Wraithwood (Wraithwood Trilogy #1)
Mountain Brook Fire
Published July 15, 2021
An estranged uncle, a mysterious mansion, and Arthurian legend–together they lead to a world of magic and bloodthirsty wizards who want teenage Brinnie dead.
Brynna “Brinnie” Lane has always lived a quiet life under the watchful eye of her hovering mother–until she’s sent off for the summer to live with an uncle she didn’t know she had. While her parents get to travel across the globe, she’ll be spending three months in the middle of nowhere: upstate New York. It looks like she might spend the entire summer friendless with her nose in a book.
However, she soon finds that Wraithwood Estate, her uncle’s creepy old mansion, holds as many secrets as the man himself. When Brinnie is warned not to explore any of it, her curiosity only grows. As unnatural events take place and Brinnie hears whispers of a hidden war, she must unravel the truth about her family’s mysterious past if she wants to survive.
Something terrible happened at Wraithwood thirty years ago, and Brinnie is determined to find out what–even if it means confronting the possibility that magic is real.
I’ve read another book that was cowritten by Alyssa Roat before, so I based my expectations of WRAITHWOOD on that. I feel like this book absolutely surpassed them.
It’s hard to go wrong with a mysterious mansion and relatives keeping secrets. I liked Brinnie’s nosiness and her tendency to get into trouble. There were moments that I thought she’d be kind of shoved into more of a backseat role by the adult characters. Instead, she always held her own agency and found a way to take an active role in what was happening. I loved that.
I also loved Uncle Merlin. He’s kind of bizarre, but obviously honorable and loyal to his family, even if that loyalty sometimes leads him to do things he disagrees with.
The only thing that tripped me up at all in WRAITHWOOD was that Brinnie is fourteen in the story. That feels really young for a young adult hero, unless it’s a longer series and the author needs a lot of time for them to grow up. Her age also made her relationship with another character who’s in his twenties a little weird. Nothing inappropriate happens between them, but the setup of their relationship felt like it could lead into a romance. It doesn’t. It just felt odd to have her spend so much time with him.

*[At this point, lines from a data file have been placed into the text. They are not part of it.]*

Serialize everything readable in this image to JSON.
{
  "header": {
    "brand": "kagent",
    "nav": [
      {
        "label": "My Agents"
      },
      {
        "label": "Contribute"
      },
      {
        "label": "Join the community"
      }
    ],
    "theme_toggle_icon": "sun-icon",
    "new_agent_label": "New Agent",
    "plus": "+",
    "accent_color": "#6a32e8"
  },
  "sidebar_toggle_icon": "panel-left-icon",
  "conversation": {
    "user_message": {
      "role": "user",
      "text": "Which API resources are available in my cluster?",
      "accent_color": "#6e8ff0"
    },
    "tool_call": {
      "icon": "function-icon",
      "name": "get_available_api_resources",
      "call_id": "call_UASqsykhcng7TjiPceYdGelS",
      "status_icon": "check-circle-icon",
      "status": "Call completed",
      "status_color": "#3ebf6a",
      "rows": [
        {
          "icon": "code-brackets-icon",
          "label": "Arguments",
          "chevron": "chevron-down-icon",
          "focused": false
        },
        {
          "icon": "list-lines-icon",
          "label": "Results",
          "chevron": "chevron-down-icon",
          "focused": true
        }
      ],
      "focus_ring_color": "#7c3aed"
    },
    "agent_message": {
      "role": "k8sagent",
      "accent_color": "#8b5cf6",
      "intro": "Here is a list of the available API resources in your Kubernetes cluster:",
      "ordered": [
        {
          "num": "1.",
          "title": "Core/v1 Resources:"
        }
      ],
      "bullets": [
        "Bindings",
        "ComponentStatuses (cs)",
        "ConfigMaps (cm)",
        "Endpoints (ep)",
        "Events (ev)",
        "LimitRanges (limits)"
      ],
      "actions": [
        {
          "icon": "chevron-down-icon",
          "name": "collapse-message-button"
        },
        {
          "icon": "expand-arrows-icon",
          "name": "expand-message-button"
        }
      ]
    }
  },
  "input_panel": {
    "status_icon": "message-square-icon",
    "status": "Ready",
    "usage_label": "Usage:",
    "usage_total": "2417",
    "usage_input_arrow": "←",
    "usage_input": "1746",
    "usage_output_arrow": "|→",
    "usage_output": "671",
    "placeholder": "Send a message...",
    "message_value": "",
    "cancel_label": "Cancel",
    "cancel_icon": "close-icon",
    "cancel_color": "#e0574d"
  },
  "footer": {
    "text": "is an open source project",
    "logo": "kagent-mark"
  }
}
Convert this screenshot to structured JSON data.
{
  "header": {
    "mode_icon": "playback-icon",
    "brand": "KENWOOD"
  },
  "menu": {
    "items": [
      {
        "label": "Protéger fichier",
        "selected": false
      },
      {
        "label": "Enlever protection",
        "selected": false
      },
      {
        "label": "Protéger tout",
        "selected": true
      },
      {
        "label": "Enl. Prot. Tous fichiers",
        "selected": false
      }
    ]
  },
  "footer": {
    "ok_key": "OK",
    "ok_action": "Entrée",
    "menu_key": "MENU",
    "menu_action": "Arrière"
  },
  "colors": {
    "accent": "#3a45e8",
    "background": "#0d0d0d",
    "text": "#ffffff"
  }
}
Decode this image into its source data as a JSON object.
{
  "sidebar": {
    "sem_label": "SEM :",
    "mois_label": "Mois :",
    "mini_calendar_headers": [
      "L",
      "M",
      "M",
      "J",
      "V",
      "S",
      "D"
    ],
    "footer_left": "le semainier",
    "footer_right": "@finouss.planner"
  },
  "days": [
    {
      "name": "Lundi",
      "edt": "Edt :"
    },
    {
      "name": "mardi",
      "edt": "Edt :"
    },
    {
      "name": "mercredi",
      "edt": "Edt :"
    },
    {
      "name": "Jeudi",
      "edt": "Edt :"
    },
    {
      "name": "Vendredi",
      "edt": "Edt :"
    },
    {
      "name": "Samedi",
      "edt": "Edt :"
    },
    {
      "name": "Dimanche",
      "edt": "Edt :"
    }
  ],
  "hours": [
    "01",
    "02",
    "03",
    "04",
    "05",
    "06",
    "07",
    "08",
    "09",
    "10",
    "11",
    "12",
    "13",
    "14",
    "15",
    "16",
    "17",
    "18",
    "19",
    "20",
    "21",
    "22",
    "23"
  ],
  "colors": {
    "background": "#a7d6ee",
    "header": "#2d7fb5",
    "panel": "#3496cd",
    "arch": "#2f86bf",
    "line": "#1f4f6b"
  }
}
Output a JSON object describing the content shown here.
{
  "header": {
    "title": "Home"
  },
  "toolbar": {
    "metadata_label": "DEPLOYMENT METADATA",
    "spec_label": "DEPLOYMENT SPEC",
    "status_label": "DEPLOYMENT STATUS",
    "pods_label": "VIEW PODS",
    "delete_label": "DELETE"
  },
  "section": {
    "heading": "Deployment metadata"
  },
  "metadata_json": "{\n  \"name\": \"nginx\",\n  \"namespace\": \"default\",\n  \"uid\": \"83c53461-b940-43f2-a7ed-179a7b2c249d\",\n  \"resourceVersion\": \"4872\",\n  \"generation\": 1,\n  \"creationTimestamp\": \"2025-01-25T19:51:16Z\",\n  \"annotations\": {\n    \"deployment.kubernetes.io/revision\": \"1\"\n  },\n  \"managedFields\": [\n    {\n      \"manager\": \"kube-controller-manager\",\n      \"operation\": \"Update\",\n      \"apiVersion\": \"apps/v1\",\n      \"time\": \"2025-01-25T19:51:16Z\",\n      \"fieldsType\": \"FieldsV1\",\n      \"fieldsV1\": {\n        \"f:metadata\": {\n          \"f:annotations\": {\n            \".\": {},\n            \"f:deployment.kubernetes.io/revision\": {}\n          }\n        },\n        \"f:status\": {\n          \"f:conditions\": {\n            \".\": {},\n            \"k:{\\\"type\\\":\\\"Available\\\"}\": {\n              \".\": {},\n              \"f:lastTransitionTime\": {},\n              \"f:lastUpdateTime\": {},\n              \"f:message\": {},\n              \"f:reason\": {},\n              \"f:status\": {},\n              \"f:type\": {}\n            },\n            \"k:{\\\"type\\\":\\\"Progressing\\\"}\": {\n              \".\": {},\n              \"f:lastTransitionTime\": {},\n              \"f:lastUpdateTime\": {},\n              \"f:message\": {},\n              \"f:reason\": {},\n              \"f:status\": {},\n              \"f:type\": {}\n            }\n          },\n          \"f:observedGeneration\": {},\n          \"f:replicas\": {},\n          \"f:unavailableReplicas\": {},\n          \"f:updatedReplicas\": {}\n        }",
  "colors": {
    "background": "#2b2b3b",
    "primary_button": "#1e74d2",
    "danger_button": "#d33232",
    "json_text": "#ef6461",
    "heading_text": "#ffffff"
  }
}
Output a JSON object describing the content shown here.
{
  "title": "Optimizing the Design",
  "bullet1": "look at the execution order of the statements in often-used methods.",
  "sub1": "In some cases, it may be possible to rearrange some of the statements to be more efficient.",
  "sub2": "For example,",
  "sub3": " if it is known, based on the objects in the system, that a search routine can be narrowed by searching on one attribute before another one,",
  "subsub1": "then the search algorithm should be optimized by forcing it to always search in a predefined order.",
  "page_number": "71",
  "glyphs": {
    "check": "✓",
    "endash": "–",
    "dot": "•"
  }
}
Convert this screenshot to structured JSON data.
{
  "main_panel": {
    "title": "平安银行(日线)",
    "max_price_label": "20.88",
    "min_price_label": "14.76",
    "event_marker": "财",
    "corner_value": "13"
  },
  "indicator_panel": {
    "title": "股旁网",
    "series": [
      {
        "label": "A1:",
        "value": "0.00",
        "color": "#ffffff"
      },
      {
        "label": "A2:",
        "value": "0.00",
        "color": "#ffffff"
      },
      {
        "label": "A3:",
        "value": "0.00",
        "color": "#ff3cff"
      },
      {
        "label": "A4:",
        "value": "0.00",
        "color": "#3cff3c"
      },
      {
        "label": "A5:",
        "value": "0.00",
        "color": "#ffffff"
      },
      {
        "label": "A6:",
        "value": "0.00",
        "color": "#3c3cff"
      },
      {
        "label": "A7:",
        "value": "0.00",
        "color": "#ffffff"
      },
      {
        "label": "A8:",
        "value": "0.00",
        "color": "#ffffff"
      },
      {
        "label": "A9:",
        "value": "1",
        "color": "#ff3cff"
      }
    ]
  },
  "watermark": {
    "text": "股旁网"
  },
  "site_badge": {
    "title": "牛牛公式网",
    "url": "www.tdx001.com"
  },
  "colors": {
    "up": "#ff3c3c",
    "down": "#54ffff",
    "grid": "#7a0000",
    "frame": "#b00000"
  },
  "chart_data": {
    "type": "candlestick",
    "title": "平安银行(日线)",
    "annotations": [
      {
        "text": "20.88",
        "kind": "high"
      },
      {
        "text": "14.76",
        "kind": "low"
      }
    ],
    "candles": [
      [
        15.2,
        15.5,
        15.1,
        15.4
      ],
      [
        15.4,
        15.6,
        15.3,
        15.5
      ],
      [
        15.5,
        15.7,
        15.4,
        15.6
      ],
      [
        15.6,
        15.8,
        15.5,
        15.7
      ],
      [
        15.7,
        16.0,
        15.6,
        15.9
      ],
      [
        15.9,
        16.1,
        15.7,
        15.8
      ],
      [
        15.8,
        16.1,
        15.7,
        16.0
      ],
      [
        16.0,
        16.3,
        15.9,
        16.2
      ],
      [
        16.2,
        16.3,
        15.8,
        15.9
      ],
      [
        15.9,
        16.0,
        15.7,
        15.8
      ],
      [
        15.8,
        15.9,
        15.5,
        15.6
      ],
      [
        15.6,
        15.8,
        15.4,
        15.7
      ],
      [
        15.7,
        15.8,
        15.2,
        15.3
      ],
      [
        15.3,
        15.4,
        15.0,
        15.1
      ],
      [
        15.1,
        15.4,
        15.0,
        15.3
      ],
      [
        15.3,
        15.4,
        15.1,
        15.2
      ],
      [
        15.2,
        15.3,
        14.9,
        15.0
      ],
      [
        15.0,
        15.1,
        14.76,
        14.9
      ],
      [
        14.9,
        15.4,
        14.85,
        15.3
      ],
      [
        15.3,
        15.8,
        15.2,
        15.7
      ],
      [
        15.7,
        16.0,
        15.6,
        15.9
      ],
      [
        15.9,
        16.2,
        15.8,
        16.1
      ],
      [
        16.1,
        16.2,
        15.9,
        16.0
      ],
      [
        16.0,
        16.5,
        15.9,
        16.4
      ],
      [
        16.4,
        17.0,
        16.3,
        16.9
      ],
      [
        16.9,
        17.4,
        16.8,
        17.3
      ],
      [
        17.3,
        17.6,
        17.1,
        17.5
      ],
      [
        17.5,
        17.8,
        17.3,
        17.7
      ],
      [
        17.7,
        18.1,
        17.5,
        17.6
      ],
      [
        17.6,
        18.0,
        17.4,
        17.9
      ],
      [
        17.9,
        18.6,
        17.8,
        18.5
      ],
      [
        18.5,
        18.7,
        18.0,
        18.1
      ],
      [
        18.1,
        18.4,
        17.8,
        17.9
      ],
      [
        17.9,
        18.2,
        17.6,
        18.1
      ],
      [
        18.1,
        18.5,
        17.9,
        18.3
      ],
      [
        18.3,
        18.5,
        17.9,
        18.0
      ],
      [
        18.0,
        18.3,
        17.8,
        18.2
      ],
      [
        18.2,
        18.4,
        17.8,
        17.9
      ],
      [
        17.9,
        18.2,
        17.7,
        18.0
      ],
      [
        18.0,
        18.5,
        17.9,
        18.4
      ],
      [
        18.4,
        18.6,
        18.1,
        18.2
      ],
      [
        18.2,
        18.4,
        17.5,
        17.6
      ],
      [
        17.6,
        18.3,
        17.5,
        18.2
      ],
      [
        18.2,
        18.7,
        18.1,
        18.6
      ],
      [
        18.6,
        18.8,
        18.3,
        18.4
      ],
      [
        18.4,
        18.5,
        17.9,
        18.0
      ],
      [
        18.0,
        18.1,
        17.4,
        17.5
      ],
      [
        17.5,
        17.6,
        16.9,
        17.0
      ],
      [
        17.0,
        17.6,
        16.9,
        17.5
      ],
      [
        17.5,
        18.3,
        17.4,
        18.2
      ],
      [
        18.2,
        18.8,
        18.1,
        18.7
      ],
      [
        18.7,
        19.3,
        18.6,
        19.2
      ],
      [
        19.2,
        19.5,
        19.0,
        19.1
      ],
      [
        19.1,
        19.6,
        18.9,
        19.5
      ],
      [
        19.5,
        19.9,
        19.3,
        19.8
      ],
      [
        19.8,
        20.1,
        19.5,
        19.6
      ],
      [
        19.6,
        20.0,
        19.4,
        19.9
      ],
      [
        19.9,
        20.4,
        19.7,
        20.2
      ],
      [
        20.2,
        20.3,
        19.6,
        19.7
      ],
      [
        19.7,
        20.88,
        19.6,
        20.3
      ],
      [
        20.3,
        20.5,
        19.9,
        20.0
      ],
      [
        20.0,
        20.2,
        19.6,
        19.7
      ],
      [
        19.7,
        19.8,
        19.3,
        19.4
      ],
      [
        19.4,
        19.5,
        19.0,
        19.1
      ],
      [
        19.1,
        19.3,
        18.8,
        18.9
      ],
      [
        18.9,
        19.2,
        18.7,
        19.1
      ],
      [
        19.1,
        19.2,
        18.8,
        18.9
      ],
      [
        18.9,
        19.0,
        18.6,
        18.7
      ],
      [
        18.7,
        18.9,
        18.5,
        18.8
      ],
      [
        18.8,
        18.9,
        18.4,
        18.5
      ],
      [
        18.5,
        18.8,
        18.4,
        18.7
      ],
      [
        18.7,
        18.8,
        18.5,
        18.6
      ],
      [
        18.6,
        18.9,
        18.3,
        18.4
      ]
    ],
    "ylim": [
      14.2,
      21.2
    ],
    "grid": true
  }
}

On the whole, though, I really liked this book and enjoyed unraveling the mystery of the Wraithwood Estate and its connection to an old legend. This is a series I will definitely continue reading. I think fans of Cassandra Clare will like this story about family connections within a paranormal family.
Recommended for Ages 12 up.
Major characters are white.
Profanity/Crude Language Content
Brinnie and her uncle attend church weekly. In service, the pastor strongly condemns witchcraft, and Brinnie feels like he eyeballs her group in particular.
Some characters have magical abilities.
Situations of peril. Kidnapping. Brief battle violence.
Note: This post contains affiliate links, which do not cost you anything to use, but which help support this blog. I received a free copy of this book in exchange for my honest review.